Rifle marksmanship has been an essential skill for nearly all of American history. The rifle itself is a symbol of something that will get your competitive spirit going, put food on your table, and most importantly, save your life in dangerous situations.
Apart from practicing shooting itself, you should develop useful skills that complement your shooting skills. One such skill is firing a rifle offhand.
Position and Shot Placement
Firing prone is the most stable position – enabling you to shoot more accurately than in other positions.
Line the rifles bore center with the supporting structure of the body, the spine, lined up as nearly as possible.
Staying in this position will absorb the recoil energy. The way your body is lined up makes for an excellent firing position.
Keep your aim steady, but don’t squeeze the rifle too tightly – otherwise, your body will shake.
First, take up the travel of the trigger and then slowly press the trigger straight to the rear. Keep the trigger to the rear for a moment then release it and allow the trigger to reset.
Remember that a slight movement such as breathing may move the crosshairs and throw the shot off. Don’t forget accuracy is how close you are to the object you are firing at. Precision is the closeness of the bullets to each other on the target.

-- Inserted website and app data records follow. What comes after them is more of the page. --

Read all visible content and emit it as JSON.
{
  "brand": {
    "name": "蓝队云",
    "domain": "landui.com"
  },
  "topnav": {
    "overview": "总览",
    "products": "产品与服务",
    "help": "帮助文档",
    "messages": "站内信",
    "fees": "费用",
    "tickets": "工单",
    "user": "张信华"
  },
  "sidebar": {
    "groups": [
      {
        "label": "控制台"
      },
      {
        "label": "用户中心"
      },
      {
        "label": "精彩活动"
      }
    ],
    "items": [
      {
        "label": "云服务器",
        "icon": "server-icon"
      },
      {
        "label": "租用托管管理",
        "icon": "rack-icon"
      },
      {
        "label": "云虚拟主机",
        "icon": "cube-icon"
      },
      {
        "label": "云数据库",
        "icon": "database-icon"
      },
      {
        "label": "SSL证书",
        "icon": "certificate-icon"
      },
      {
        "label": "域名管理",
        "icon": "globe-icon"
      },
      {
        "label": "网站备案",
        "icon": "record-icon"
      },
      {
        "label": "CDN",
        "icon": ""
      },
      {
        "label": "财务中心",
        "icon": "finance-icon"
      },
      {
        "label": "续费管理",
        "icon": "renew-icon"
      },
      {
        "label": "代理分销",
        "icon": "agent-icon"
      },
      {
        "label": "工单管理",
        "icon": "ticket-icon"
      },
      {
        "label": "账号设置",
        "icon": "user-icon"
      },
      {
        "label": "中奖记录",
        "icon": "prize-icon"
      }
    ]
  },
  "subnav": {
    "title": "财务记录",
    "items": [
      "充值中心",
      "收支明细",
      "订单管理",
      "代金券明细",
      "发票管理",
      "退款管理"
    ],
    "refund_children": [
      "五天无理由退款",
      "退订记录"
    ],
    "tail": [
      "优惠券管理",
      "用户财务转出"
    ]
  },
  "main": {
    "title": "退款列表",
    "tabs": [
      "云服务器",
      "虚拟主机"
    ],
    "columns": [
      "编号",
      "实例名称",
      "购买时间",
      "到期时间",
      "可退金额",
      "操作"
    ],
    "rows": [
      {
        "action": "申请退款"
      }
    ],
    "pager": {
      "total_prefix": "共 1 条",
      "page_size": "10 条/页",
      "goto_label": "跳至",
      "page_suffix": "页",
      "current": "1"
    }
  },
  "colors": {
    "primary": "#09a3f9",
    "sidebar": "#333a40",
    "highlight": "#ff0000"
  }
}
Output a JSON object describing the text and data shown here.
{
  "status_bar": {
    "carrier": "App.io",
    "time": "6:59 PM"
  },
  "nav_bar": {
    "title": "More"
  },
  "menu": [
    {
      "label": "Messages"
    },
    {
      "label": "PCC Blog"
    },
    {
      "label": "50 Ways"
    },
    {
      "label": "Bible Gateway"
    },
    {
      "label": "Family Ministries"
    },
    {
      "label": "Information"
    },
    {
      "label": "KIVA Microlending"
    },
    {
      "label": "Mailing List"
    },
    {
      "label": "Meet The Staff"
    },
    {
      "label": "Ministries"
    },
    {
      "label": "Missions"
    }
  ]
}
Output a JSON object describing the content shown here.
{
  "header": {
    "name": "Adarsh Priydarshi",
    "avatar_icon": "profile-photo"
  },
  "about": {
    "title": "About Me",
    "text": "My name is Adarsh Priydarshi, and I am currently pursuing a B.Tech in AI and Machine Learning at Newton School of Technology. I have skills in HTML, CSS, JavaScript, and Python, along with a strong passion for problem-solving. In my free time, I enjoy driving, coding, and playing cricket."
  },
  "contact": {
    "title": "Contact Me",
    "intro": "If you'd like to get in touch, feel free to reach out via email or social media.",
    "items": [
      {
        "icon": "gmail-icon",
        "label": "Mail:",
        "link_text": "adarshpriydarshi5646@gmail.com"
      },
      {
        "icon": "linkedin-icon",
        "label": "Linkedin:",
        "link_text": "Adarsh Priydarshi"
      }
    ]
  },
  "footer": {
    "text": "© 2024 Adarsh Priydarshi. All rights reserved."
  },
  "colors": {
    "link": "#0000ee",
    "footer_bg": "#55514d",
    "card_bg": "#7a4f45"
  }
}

When firing offhand, the butt of your rifle must be firmly locked into your shoulder. Your firing hand needs to be in a semi-pistol grip, or pistol grip; while your support hand must pull the stock back into your shoulder.
Your support hand should be as far forward as possible— make sure it doesn’t touch the gas block, though, as it gets pretty hot.
Keep your feet in width of your shoulders.
While the process and practice you need to undergo to call yourself a rifle marksman isn’t easy, it is essential. Practice getting into the firing position, and dry fire as much as possible. It’s a muscle you need to stretch. It’s like the gym. You first do the deadlifts with a resistance band in order to move on to deadlifts with real weights. It’s the same with rifle marksmanship.